# TASK TO CARRY OUT
Look for "OmniHeat" in each line of the records, and copy the lines that have it.

# RECORD EXCERPTS
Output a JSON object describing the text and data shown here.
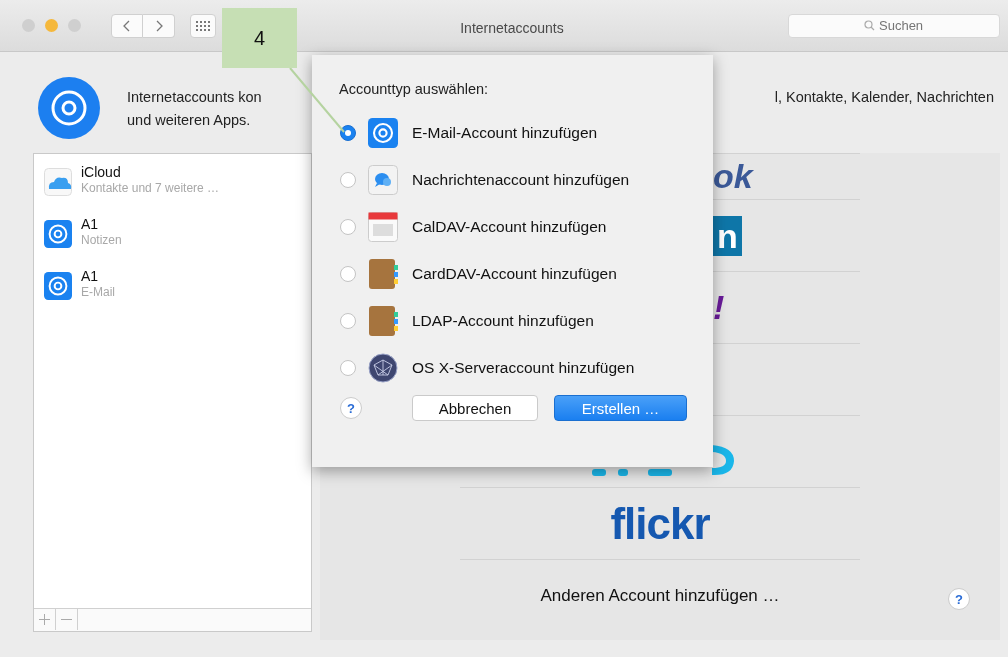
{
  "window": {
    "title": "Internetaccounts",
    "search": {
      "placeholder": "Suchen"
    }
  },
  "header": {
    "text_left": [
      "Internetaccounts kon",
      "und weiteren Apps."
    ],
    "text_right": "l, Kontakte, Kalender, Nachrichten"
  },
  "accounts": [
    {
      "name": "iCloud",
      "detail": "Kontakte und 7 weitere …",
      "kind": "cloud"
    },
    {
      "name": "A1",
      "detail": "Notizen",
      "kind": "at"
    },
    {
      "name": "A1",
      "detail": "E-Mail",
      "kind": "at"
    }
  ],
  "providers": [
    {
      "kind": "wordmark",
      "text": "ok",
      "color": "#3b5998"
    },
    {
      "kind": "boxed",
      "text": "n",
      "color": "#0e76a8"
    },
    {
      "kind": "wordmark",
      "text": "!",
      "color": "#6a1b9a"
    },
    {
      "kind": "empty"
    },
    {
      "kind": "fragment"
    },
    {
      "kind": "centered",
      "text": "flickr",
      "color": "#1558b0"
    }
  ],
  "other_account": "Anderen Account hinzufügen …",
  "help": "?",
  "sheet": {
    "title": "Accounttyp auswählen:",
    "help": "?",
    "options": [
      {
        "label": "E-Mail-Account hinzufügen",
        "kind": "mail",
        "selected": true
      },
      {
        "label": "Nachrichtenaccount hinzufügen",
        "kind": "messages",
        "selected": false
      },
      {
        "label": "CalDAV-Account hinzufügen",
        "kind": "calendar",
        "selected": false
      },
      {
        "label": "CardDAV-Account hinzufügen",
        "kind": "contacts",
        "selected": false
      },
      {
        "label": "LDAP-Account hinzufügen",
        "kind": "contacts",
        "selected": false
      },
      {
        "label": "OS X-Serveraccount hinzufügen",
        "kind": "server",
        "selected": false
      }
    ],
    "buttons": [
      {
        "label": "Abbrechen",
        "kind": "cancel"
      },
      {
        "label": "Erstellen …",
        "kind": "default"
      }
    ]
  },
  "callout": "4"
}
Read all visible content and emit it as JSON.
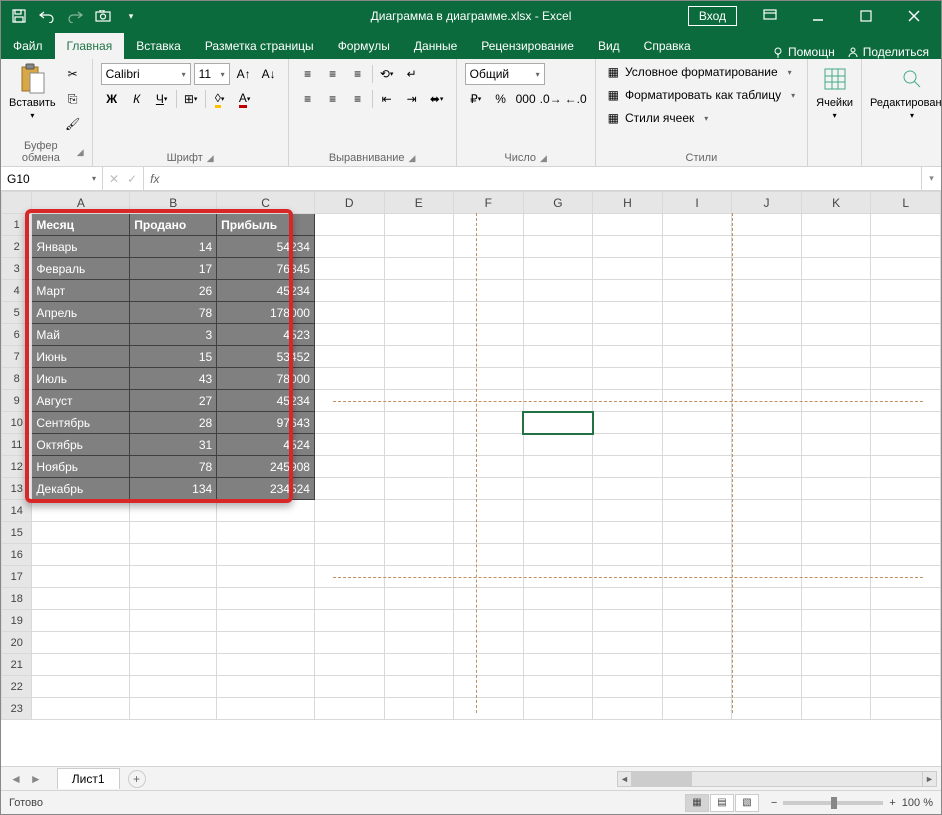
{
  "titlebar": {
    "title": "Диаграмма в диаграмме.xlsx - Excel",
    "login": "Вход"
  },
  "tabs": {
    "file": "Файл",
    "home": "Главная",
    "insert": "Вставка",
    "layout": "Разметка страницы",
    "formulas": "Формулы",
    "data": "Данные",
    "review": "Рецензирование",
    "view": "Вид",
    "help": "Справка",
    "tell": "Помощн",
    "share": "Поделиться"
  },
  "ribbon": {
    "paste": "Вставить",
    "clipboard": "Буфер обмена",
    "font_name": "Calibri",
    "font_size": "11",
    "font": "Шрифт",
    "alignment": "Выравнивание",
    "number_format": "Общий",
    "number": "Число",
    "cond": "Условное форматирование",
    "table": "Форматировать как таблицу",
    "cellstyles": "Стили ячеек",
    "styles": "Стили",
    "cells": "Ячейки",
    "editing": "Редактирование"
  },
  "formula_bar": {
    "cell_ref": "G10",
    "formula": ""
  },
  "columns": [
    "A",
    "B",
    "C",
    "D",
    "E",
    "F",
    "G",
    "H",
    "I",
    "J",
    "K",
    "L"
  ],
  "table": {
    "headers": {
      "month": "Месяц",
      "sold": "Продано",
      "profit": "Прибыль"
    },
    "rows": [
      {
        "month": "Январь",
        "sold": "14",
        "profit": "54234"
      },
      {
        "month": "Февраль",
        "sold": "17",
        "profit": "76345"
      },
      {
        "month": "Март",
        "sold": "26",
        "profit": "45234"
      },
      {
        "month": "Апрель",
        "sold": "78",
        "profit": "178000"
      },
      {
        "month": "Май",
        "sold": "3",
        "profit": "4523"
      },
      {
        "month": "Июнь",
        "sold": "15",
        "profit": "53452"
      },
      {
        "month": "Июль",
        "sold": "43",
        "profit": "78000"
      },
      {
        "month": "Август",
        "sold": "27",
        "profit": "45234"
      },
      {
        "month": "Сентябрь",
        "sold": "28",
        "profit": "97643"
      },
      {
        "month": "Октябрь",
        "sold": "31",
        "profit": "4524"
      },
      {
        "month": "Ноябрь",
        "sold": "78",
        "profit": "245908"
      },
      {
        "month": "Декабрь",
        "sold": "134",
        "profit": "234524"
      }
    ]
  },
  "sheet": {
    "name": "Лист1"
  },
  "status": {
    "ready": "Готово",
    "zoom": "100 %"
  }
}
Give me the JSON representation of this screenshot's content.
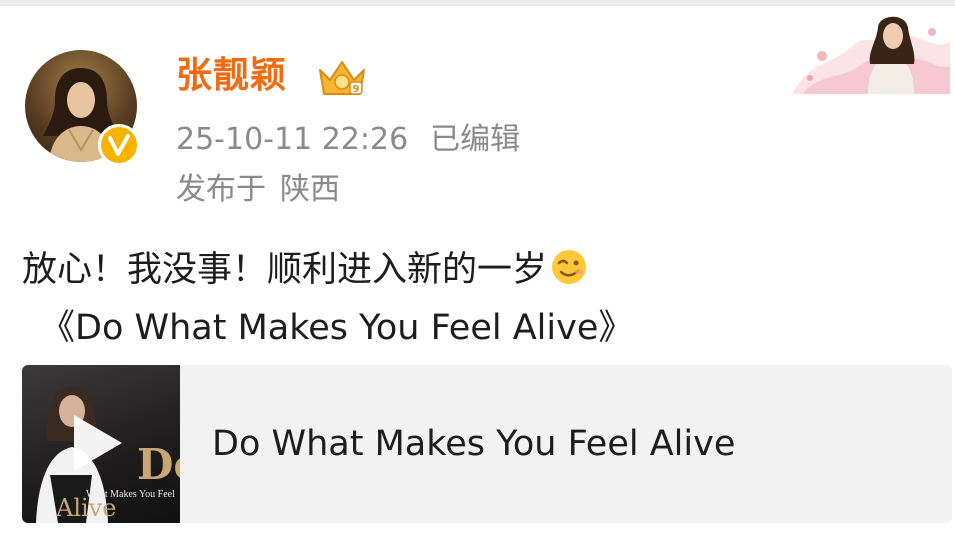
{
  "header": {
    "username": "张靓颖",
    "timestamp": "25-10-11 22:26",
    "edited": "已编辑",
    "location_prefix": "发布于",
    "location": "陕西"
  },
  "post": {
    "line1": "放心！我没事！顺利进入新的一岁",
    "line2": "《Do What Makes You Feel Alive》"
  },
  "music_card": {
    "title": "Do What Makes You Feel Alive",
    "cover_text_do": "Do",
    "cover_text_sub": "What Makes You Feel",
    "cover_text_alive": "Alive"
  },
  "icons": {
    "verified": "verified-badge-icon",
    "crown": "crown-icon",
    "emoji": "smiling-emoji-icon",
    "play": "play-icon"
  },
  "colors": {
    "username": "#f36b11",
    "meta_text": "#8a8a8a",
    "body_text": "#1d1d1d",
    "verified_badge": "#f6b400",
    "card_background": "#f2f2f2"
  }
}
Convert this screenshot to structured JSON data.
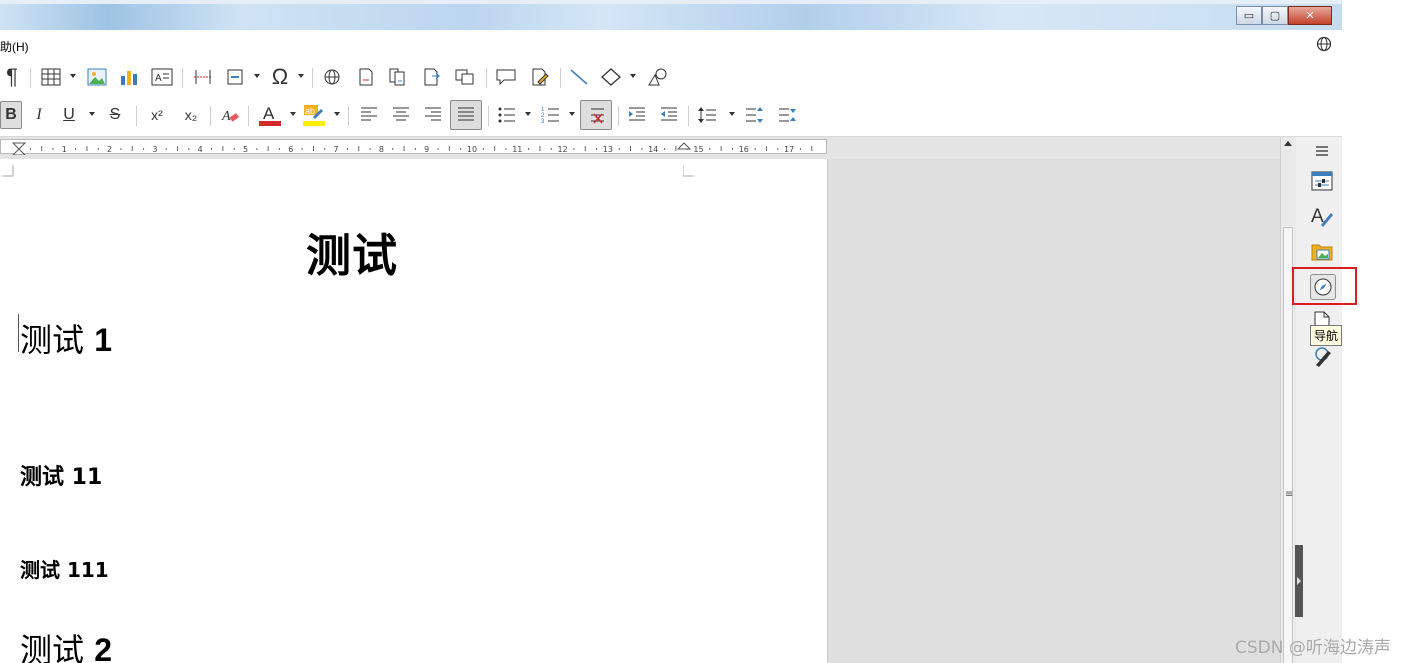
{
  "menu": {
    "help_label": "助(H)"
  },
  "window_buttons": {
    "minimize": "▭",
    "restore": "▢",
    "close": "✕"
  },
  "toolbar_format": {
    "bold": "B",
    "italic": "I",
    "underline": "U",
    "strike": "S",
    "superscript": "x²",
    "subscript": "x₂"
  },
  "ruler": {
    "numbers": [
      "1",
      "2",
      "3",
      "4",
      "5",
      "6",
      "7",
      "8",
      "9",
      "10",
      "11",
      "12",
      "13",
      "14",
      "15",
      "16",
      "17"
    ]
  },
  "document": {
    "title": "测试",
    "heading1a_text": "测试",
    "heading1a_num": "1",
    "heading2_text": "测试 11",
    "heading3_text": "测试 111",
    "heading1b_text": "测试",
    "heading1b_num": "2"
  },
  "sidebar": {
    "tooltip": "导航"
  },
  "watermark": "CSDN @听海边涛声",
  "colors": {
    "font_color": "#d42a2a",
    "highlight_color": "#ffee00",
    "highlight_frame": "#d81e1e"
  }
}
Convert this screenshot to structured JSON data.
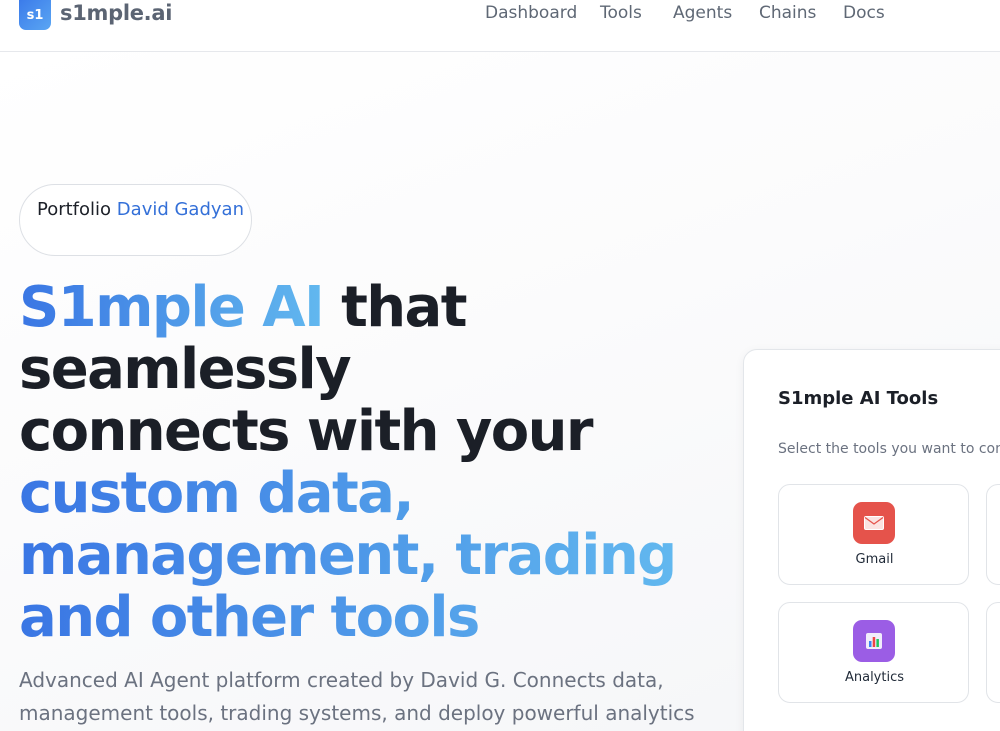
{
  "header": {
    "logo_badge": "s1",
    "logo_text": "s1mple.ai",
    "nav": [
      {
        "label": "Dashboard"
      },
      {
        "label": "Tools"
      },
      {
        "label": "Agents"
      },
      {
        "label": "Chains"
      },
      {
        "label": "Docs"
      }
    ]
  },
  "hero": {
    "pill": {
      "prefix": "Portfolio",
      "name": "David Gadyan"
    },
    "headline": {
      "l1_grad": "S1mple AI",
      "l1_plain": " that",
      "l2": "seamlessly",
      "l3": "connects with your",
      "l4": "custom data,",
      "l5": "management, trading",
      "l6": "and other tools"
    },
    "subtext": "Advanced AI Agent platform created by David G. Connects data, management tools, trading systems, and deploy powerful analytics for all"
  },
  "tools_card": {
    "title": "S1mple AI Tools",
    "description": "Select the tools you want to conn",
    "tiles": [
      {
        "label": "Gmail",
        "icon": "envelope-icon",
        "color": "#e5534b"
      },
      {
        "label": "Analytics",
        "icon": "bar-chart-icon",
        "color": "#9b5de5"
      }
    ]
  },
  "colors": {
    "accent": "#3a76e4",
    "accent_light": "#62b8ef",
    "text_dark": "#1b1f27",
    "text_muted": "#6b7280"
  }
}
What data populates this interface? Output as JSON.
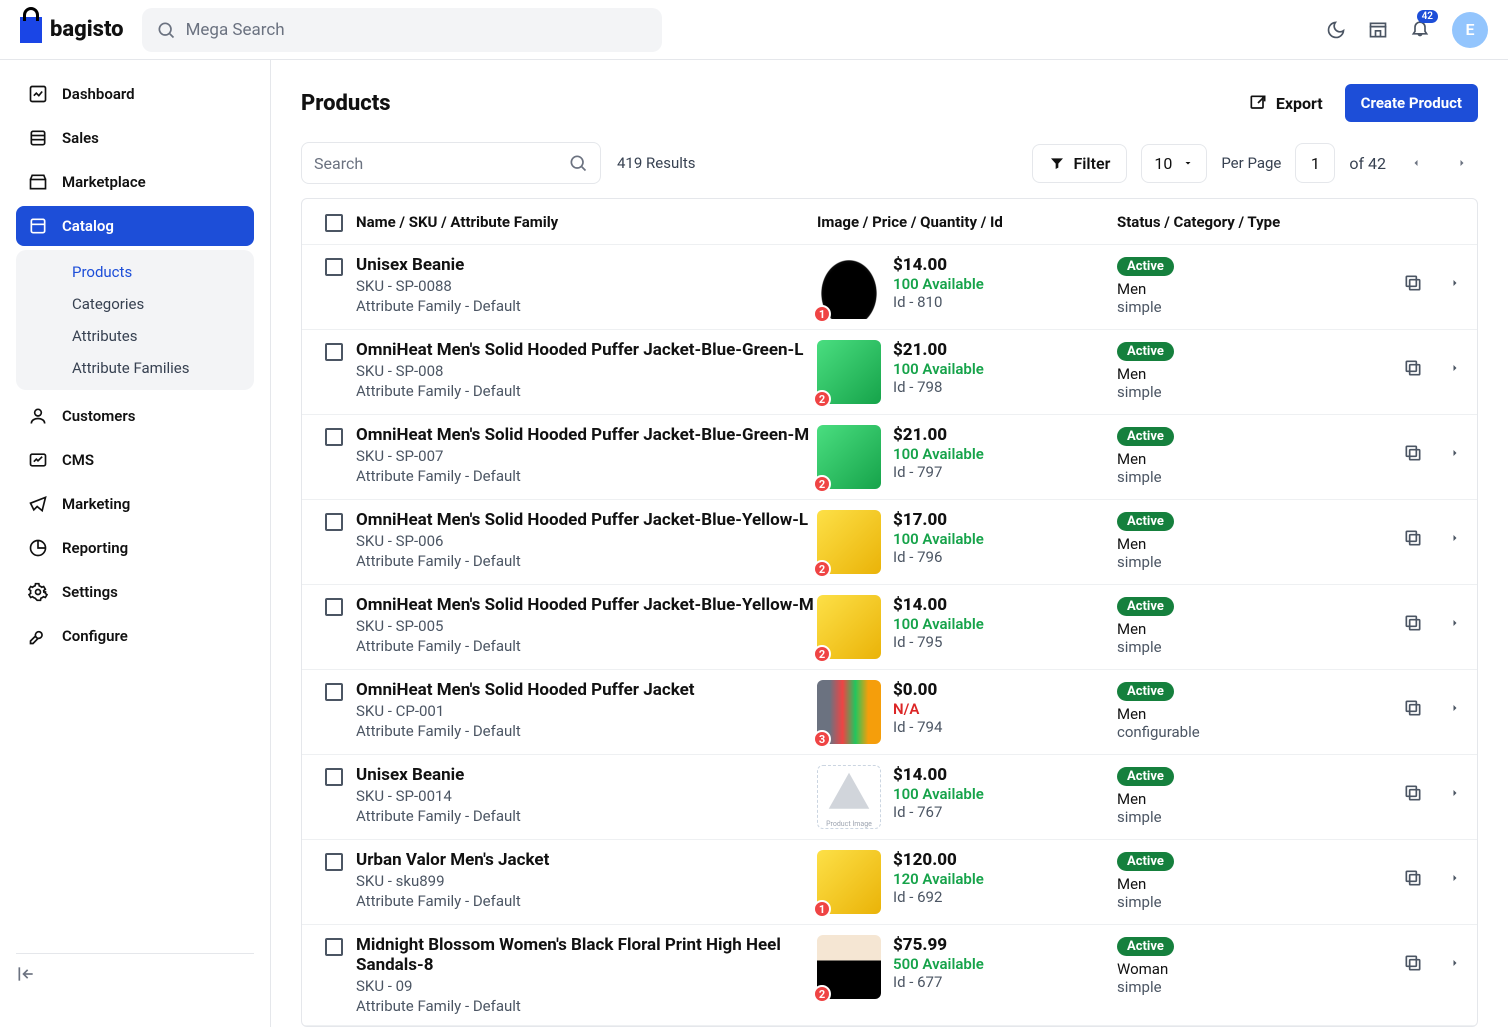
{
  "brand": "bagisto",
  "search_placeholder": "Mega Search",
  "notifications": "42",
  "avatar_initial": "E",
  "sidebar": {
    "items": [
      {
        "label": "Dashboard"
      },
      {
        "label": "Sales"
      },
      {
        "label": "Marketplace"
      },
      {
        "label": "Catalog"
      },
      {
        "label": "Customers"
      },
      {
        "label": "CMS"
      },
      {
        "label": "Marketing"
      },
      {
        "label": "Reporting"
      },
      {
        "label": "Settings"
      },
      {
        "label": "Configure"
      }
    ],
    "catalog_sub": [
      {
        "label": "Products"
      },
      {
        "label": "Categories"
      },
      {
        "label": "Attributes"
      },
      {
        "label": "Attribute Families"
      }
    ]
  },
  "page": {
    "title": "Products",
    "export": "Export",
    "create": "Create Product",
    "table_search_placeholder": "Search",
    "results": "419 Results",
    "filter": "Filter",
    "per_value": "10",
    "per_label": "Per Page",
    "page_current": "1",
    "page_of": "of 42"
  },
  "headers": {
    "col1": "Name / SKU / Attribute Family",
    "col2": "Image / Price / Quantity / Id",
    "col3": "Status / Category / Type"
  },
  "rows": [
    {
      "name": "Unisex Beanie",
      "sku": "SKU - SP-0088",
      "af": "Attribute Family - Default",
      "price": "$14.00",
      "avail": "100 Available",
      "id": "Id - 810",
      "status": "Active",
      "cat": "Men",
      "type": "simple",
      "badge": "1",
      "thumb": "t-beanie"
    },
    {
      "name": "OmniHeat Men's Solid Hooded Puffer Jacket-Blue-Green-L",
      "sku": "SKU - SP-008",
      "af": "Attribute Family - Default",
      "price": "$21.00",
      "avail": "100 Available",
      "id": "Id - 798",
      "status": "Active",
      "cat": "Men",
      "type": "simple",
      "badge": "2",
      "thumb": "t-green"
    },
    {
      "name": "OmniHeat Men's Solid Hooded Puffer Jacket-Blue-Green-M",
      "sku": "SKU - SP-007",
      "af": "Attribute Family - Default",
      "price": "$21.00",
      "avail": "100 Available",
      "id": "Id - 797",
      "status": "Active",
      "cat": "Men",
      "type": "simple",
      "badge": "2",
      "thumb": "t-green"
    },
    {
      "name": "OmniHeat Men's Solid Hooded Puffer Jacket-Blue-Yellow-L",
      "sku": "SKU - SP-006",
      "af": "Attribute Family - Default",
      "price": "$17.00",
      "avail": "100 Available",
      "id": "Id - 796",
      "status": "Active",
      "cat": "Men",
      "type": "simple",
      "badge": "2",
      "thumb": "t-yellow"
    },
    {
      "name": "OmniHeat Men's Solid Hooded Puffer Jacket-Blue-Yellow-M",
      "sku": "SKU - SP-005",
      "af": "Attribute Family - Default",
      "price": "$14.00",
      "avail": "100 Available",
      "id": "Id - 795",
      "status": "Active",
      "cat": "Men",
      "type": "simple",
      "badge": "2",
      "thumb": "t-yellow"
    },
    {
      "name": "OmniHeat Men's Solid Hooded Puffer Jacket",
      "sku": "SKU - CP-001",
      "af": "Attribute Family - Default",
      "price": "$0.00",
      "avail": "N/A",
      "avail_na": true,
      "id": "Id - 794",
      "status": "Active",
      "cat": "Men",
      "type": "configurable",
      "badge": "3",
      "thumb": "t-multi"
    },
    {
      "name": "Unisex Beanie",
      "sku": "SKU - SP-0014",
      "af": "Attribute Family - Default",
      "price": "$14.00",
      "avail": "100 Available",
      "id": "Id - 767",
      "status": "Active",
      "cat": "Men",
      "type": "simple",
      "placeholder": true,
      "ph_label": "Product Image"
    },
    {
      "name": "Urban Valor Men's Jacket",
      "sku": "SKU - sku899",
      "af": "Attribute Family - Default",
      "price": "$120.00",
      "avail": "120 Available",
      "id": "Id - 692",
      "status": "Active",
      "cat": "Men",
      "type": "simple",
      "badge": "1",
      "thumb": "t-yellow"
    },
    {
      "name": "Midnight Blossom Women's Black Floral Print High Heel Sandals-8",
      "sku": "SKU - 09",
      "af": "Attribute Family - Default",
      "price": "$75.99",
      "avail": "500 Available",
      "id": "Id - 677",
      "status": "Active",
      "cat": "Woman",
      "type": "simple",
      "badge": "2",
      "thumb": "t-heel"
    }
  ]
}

# ANSWER BOX
      "name": "OmniHeat Men's Solid Hooded Puffer Jacket-Blue-Green-L",
      "name": "OmniHeat Men's Solid Hooded Puffer Jacket-Blue-Green-M",
      "name": "OmniHeat Men's Solid Hooded Puffer Jacket-Blue-Yellow-L",
      "name": "OmniHeat Men's Solid Hooded Puffer Jacket-Blue-Yellow-M",
      "name": "OmniHeat Men's Solid Hooded Puffer Jacket",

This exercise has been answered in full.